And if Arthur Miller's existential ruminations sometimes come across as forced and trite, other parts of the script become electrifying in the hands of people who were closer to their last bows than they might have known.

Her sensitivity to the plight of the wild horses the ranchers are capturing and killing for illegal profit, is brilliantly well-paced, her anguished dialog in defense of their freedom evocative of larger social issues coming to the fore in the 1960s.

The picture becomes tiresome because the theme of rugged individuality is just that.

"The overlay of the theme of the death of the Old West--it's 1961 and the men are still chasing mustangs in the desert, which leads to the gripping climax scene--gives the whole thing a Cormac McCarthyesque feel.

Look for Thelma Ritter as comic relief, and an overall documentary on the disjointed lives of many Americans.

This is one of those films, like "All About Eve" or "Rebel Without a Cause", which has been made more gripping by the fates of the cast.

The trailer and advertising definitely oversell the very real excellence of Arthur Miller's writing and John Houston's direction, actually making the viewer anticipate a pseudo intellectual dull time.

Impeccable acting by Marilyn and Clark, very strong dialogues and a surprising deep make this movie worth watching.

I could forgive Crowther more easily if he'd simply said: "These are tragic characters, their mundane lives rendered masterfully, by an ensemble of stars who'd long ago abandoned the every-day for 'stardom.

Not often do things fill me up with the tremendous feeling of absolute perfection and happiness, but the way Manroe acted in this picture, was simply breathtaking.

The first hour and a half of this two-hour film is mighty slow going.

The script is low key but interesting even if it is way too slow at points.

It is a fascinating piece of cinema.

Guido is unnecessarily antagonized towards the end but more than that, I found the intense focus on capturing Mustangs slightly digressive.

The film comes to life more in the second half; the mustang-hunting scene is genuinely exciting and the romance between Roslyn and Gay becomes more interesting as it seems that she will have to choose between her love of animals and her love for a man whose whole way of life is cast around the assumption that animals are just another commodity.
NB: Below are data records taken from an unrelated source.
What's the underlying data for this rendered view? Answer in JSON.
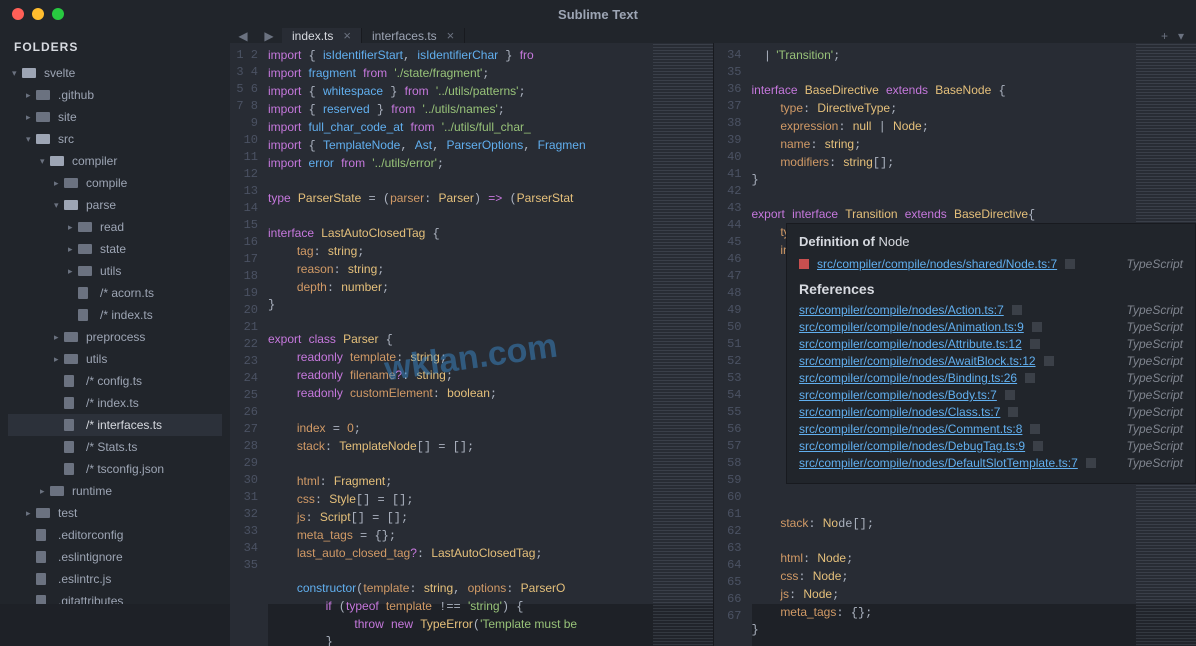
{
  "title": "Sublime Text",
  "sidebar": {
    "header": "FOLDERS",
    "tree": [
      {
        "l": 0,
        "c": "▾",
        "t": "folder",
        "open": true,
        "name": "svelte"
      },
      {
        "l": 1,
        "c": "▸",
        "t": "folder",
        "name": ".github"
      },
      {
        "l": 1,
        "c": "▸",
        "t": "folder",
        "name": "site"
      },
      {
        "l": 1,
        "c": "▾",
        "t": "folder",
        "open": true,
        "name": "src"
      },
      {
        "l": 2,
        "c": "▾",
        "t": "folder",
        "open": true,
        "name": "compiler"
      },
      {
        "l": 3,
        "c": "▸",
        "t": "folder",
        "name": "compile"
      },
      {
        "l": 3,
        "c": "▾",
        "t": "folder",
        "open": true,
        "name": "parse"
      },
      {
        "l": 4,
        "c": "▸",
        "t": "folder",
        "name": "read"
      },
      {
        "l": 4,
        "c": "▸",
        "t": "folder",
        "name": "state"
      },
      {
        "l": 4,
        "c": "▸",
        "t": "folder",
        "name": "utils"
      },
      {
        "l": 4,
        "c": "",
        "t": "file",
        "name": "/* acorn.ts"
      },
      {
        "l": 4,
        "c": "",
        "t": "file",
        "name": "/* index.ts"
      },
      {
        "l": 3,
        "c": "▸",
        "t": "folder",
        "name": "preprocess"
      },
      {
        "l": 3,
        "c": "▸",
        "t": "folder",
        "name": "utils"
      },
      {
        "l": 3,
        "c": "",
        "t": "file",
        "name": "/* config.ts"
      },
      {
        "l": 3,
        "c": "",
        "t": "file",
        "name": "/* index.ts"
      },
      {
        "l": 3,
        "c": "",
        "t": "file",
        "name": "/* interfaces.ts",
        "sel": true
      },
      {
        "l": 3,
        "c": "",
        "t": "file",
        "name": "/* Stats.ts"
      },
      {
        "l": 3,
        "c": "",
        "t": "file",
        "name": "/* tsconfig.json"
      },
      {
        "l": 2,
        "c": "▸",
        "t": "folder",
        "name": "runtime"
      },
      {
        "l": 1,
        "c": "▸",
        "t": "folder",
        "name": "test"
      },
      {
        "l": 1,
        "c": "",
        "t": "file",
        "name": ".editorconfig"
      },
      {
        "l": 1,
        "c": "",
        "t": "file",
        "name": ".eslintignore"
      },
      {
        "l": 1,
        "c": "",
        "t": "file",
        "name": ".eslintrc.js"
      },
      {
        "l": 1,
        "c": "",
        "t": "file",
        "name": ".gitattributes"
      }
    ]
  },
  "tabs": [
    {
      "name": "index.ts",
      "active": true
    },
    {
      "name": "interfaces.ts",
      "active": false
    }
  ],
  "pane1": {
    "start": 1,
    "lines": [
      "<span class='k'>import</span> { <span class='f'>isIdentifierStart</span>, <span class='f'>isIdentifierChar</span> } <span class='k'>fro</span>",
      "<span class='k'>import</span> <span class='f'>fragment</span> <span class='k'>from</span> <span class='s'>'./state/fragment'</span>;",
      "<span class='k'>import</span> { <span class='f'>whitespace</span> } <span class='k'>from</span> <span class='s'>'../utils/patterns'</span>;",
      "<span class='k'>import</span> { <span class='f'>reserved</span> } <span class='k'>from</span> <span class='s'>'../utils/names'</span>;",
      "<span class='k'>import</span> <span class='f'>full_char_code_at</span> <span class='k'>from</span> <span class='s'>'../utils/full_char_</span>",
      "<span class='k'>import</span> { <span class='f'>TemplateNode</span>, <span class='f'>Ast</span>, <span class='f'>ParserOptions</span>, <span class='f'>Fragmen</span>",
      "<span class='k'>import</span> <span class='f'>error</span> <span class='k'>from</span> <span class='s'>'../utils/error'</span>;",
      "",
      "<span class='k'>type</span> <span class='t'>ParserState</span> = (<span class='n'>parser</span>: <span class='t'>Parser</span>) <span class='k'>=&gt;</span> (<span class='t'>ParserStat</span>",
      "",
      "<span class='k'>interface</span> <span class='t'>LastAutoClosedTag</span> {",
      "    <span class='n'>tag</span>: <span class='t'>string</span>;",
      "    <span class='n'>reason</span>: <span class='t'>string</span>;",
      "    <span class='n'>depth</span>: <span class='t'>number</span>;",
      "}",
      "",
      "<span class='k'>export</span> <span class='k'>class</span> <span class='t'>Parser</span> {",
      "    <span class='k'>readonly</span> <span class='n'>template</span>: <span class='t'>string</span>;",
      "    <span class='k'>readonly</span> <span class='n'>filename</span><span class='k'>?</span>: <span class='t'>string</span>;",
      "    <span class='k'>readonly</span> <span class='n'>customElement</span>: <span class='t'>boolean</span>;",
      "",
      "    <span class='n'>index</span> = <span class='n'>0</span>;",
      "    <span class='n'>stack</span>: <span class='t'>TemplateNode</span>[] = [];",
      "",
      "    <span class='n'>html</span>: <span class='t'>Fragment</span>;",
      "    <span class='n'>css</span>: <span class='t'>Style</span>[] = [];",
      "    <span class='n'>js</span>: <span class='t'>Script</span>[] = [];",
      "    <span class='n'>meta_tags</span> = {};",
      "    <span class='n'>last_auto_closed_tag</span><span class='k'>?</span>: <span class='t'>LastAutoClosedTag</span>;",
      "",
      "    <span class='f'>constructor</span>(<span class='n'>template</span>: <span class='t'>string</span>, <span class='n'>options</span>: <span class='t'>ParserO</span>",
      "        <span class='k'>if</span> (<span class='k'>typeof</span> <span class='n'>template</span> !== <span class='s'>'string'</span>) {",
      "            <span class='k'>throw</span> <span class='k'>new</span> <span class='t'>TypeError</span>(<span class='s'>'Template must be </span>",
      "        }",
      ""
    ]
  },
  "pane2": {
    "start": 34,
    "lines": [
      "  <span class='p'>|</span> <span class='s'>'Transition'</span>;",
      "",
      "<span class='k'>interface</span> <span class='t'>BaseDirective</span> <span class='k'>extends</span> <span class='t'>BaseNode</span> {",
      "    <span class='n'>type</span>: <span class='t'>DirectiveType</span>;",
      "    <span class='n'>expression</span>: <span class='t'>null</span> | <span class='t'>Node</span>;",
      "    <span class='n'>name</span>: <span class='t'>string</span>;",
      "    <span class='n'>modifiers</span>: <span class='t'>string</span>[];",
      "}",
      "",
      "<span class='k'>export</span> <span class='k'>interface</span> <span class='t'>Transition</span> <span class='k'>extends</span> <span class='t'>BaseDirective</span>{",
      "    <span class='n'>type</span>: <span class='s'>'Transition'</span>;",
      "    <span class='n'>intro</span>: <span class='t'>boolean</span>;",
      "",
      "",
      "",
      "",
      "",
      "",
      "",
      "",
      "",
      "",
      "",
      "",
      "",
      "",
      "",
      "    <span class='n'>stack</span>: <span class='t'>No</span>de[];",
      "",
      "    <span class='n'>html</span>: <span class='t'>Node</span>;",
      "    <span class='n'>css</span>: <span class='t'>Node</span>;",
      "    <span class='n'>js</span>: <span class='t'>Node</span>;",
      "    <span class='n'>meta_tags</span>: {};",
      "}"
    ]
  },
  "goto": {
    "def_label": "Definition of",
    "def_word": "Node",
    "def_link": "src/compiler/compile/nodes/shared/Node.ts:7",
    "lang": "TypeScript",
    "ref_label": "References",
    "refs": [
      "src/compiler/compile/nodes/Action.ts:7",
      "src/compiler/compile/nodes/Animation.ts:9",
      "src/compiler/compile/nodes/Attribute.ts:12",
      "src/compiler/compile/nodes/AwaitBlock.ts:12",
      "src/compiler/compile/nodes/Binding.ts:26",
      "src/compiler/compile/nodes/Body.ts:7",
      "src/compiler/compile/nodes/Class.ts:7",
      "src/compiler/compile/nodes/Comment.ts:8",
      "src/compiler/compile/nodes/DebugTag.ts:9",
      "src/compiler/compile/nodes/DefaultSlotTemplate.ts:7"
    ]
  },
  "watermark": "wklan.com"
}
She's riveting and not because of her fantastic looks.

Everyone seems disillusioned, and the movie plods along in dreary fashion, despite a game cast.